┌────────
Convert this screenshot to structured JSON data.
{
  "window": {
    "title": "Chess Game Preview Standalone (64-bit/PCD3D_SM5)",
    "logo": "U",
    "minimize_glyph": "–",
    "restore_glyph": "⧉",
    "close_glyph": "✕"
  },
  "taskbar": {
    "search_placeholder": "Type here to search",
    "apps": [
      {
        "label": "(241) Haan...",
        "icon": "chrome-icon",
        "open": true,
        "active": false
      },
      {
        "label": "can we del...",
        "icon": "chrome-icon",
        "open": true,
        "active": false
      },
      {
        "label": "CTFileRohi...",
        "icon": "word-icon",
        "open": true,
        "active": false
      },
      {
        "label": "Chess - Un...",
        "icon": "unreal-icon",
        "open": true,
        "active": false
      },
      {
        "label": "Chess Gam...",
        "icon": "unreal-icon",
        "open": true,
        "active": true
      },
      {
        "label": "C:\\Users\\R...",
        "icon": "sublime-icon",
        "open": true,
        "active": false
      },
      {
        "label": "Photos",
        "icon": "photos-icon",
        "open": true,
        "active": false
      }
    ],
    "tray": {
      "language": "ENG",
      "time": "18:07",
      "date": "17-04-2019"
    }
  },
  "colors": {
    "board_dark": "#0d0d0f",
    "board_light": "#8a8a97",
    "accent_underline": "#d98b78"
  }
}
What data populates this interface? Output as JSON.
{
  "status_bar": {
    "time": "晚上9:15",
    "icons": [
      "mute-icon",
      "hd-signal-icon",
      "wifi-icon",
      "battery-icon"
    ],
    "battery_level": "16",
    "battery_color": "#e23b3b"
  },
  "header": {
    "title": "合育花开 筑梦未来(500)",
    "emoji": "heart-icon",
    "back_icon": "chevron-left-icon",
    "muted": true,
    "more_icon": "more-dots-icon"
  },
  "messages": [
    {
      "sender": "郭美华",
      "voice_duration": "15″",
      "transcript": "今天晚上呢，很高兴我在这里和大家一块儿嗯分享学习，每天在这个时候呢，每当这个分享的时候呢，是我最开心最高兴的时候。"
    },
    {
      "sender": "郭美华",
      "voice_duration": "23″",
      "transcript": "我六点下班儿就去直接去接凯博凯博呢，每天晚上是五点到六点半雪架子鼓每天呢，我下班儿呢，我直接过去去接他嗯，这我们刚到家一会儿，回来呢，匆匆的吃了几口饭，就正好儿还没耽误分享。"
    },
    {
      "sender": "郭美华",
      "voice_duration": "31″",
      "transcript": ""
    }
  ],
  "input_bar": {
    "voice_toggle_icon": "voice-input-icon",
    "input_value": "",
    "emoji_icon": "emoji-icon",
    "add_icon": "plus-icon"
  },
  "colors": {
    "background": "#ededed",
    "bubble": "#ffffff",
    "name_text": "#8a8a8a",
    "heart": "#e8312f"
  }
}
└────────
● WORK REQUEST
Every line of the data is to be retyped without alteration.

● RESPONSE
Convert this screenshot to structured JSON data.
{
  "window": {
    "title": "Chess Game Preview Standalone (64-bit/PCD3D_SM5)",
    "logo": "U",
    "minimize_glyph": "–",
    "restore_glyph": "⧉",
    "close_glyph": "✕"
  },
  "taskbar": {
    "search_placeholder": "Type here to search",
    "apps": [
      {
        "label": "(241) Haan...",
        "icon": "chrome-icon",
        "open": true,
        "active": false
      },
      {
        "label": "can we del...",
        "icon": "chrome-icon",
        "open": true,
        "active": false
      },
      {
        "label": "CTFileRohi...",
        "icon": "word-icon",
        "open": true,
        "active": false
      },
      {
        "label": "Chess - Un...",
        "icon": "unreal-icon",
        "open": true,
        "active": false
      },
      {
        "label": "Chess Gam...",
        "icon": "unreal-icon",
        "open": true,
        "active": true
      },
      {
        "label": "C:\\Users\\R...",
        "icon": "sublime-icon",
        "open": true,
        "active": false
      },
      {
        "label": "Photos",
        "icon": "photos-icon",
        "open": true,
        "active": false
      }
    ],
    "tray": {
      "language": "ENG",
      "time": "18:07",
      "date": "17-04-2019"
    }
  },
  "colors": {
    "board_dark": "#0d0d0f",
    "board_light": "#8a8a97",
    "accent_underline": "#d98b78"
  }
}
What data populates this interface? Output as JSON.
{
  "status_bar": {
    "time": "晚上9:15",
    "icons": [
      "mute-icon",
      "hd-signal-icon",
      "wifi-icon",
      "battery-icon"
    ],
    "battery_level": "16",
    "battery_color": "#e23b3b"
  },
  "header": {
    "title": "合育花开 筑梦未来(500)",
    "emoji": "heart-icon",
    "back_icon": "chevron-left-icon",
    "muted": true,
    "more_icon": "more-dots-icon"
  },
  "messages": [
    {
      "sender": "郭美华",
      "voice_duration": "15″",
      "transcript": "今天晚上呢，很高兴我在这里和大家一块儿嗯分享学习，每天在这个时候呢，每当这个分享的时候呢，是我最开心最高兴的时候。"
    },
    {
      "sender": "郭美华",
      "voice_duration": "23″",
      "transcript": "我六点下班儿就去直接去接凯博凯博呢，每天晚上是五点到六点半雪架子鼓每天呢，我下班儿呢，我直接过去去接他嗯，这我们刚到家一会儿，回来呢，匆匆的吃了几口饭，就正好儿还没耽误分享。"
    },
    {
      "sender": "郭美华",
      "voice_duration": "31″",
      "transcript": ""
    }
  ],
  "input_bar": {
    "voice_toggle_icon": "voice-input-icon",
    "input_value": "",
    "emoji_icon": "emoji-icon",
    "add_icon": "plus-icon"
  },
  "colors": {
    "background": "#ededed",
    "bubble": "#ffffff",
    "name_text": "#8a8a8a",
    "heart": "#e8312f"
  }
}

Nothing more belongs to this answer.